Case in point: Rabbi Ovadia Yosef, spiritual leader of the Shas party and the former chief Sephardi rabbi of Israel, who added to his growing list of disturbing comments by suggesting that gentiles exist to serve Jews. “Goyim were born only to serve us. Without that, they have no place in the world, only to serve the People of Israel,” he said in very public comments heard on Israel’s Channel 10.
Yosef’s remarks, based on the narrowest and meanest interpretations of chosenness, rightly outraged anyone who understands the Torah’s essential tenet that we are all, Jew and gentile, created in the image of God.

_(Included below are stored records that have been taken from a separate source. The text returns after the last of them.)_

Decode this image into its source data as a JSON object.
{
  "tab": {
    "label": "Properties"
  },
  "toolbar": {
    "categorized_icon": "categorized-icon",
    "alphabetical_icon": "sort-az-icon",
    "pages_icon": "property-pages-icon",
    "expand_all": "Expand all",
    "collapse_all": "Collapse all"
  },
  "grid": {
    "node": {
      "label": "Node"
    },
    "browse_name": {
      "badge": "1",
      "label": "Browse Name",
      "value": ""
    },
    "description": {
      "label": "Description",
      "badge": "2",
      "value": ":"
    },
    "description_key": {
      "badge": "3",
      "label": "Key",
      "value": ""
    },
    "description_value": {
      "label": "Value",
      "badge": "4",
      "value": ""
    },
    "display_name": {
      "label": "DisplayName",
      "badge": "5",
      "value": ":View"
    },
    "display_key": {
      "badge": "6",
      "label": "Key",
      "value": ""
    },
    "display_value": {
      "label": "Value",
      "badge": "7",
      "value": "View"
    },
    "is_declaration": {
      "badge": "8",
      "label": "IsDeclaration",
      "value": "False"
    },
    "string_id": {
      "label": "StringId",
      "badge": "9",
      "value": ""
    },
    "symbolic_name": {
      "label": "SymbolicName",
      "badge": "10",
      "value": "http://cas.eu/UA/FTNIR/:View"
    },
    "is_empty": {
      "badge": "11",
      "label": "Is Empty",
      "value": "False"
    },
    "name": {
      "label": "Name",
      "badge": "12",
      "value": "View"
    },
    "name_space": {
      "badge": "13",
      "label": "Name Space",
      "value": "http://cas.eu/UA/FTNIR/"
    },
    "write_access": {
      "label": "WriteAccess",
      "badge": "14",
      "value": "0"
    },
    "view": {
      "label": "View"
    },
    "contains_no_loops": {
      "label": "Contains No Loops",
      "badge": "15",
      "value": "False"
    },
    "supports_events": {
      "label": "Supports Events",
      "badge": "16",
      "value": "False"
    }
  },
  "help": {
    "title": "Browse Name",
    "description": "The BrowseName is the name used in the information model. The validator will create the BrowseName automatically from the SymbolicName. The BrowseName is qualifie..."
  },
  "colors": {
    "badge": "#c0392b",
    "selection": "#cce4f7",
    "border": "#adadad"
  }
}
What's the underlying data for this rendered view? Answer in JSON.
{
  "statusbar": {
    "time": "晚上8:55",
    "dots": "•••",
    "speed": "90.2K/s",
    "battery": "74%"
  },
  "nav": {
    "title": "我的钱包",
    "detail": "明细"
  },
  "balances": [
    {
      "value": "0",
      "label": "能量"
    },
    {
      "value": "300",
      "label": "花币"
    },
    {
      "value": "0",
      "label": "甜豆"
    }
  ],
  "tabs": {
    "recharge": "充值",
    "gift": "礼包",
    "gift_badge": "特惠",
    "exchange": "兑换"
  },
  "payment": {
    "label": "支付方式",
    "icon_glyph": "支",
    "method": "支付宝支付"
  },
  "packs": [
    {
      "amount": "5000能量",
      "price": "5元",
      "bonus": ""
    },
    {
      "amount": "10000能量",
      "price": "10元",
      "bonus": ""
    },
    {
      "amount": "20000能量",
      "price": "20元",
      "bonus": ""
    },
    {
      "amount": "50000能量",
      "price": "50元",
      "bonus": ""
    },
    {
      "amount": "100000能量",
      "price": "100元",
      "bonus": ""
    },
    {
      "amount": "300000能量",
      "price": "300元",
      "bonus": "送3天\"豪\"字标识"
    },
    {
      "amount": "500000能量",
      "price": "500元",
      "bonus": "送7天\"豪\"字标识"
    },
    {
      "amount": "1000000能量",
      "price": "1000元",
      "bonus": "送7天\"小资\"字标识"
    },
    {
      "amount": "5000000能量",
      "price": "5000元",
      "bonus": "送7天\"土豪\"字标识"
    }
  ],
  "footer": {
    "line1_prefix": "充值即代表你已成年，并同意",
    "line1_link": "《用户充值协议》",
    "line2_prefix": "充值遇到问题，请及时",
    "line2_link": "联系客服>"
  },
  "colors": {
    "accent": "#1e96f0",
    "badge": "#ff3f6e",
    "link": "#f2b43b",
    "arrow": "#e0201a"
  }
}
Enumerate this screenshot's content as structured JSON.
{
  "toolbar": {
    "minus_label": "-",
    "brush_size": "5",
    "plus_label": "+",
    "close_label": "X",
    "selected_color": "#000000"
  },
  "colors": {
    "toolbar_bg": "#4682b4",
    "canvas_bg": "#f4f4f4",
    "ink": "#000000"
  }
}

Meanwhile, a Kadima Party lawmaker has proposed legislation that would ban Arabs from eastern Jerusalem from serving as tour guides in the city. According to Gideon Ezra’s bill, “these residents often present anti-Israeli positions to groups of tourists that they guide.” His bill would mandate that tour guides be Israeli citizens and have “institutional loyalty to the State of Israel.”
Even if there are legitimate concerns about some guides, Israel’s Tourism Ministry could surely keep their tours from becoming platforms for political propaganda without an intrusive citizenship test.
These two troubling incidents come at a time when Israel is understandably feeling besieged by those who challenge its legitimacy. The new pledge of allegiance, which adds “Jewish and democratic state,” grew out of this context. While innocuous on its surface, a number of political scientists and democracy advocates in Israel worry about the ambiguity of the word “Jewish” and suggest that the oath is meant to cast a shadow on Israel’s Arab citizens.
Israel’s democratically elected government is entitled to its own decisions. But its leaders might well heed the concerns of its own citizens, many of whom insist that the best way to ensure Israel’s Jewish and democratic character is to assert it in deed, not word.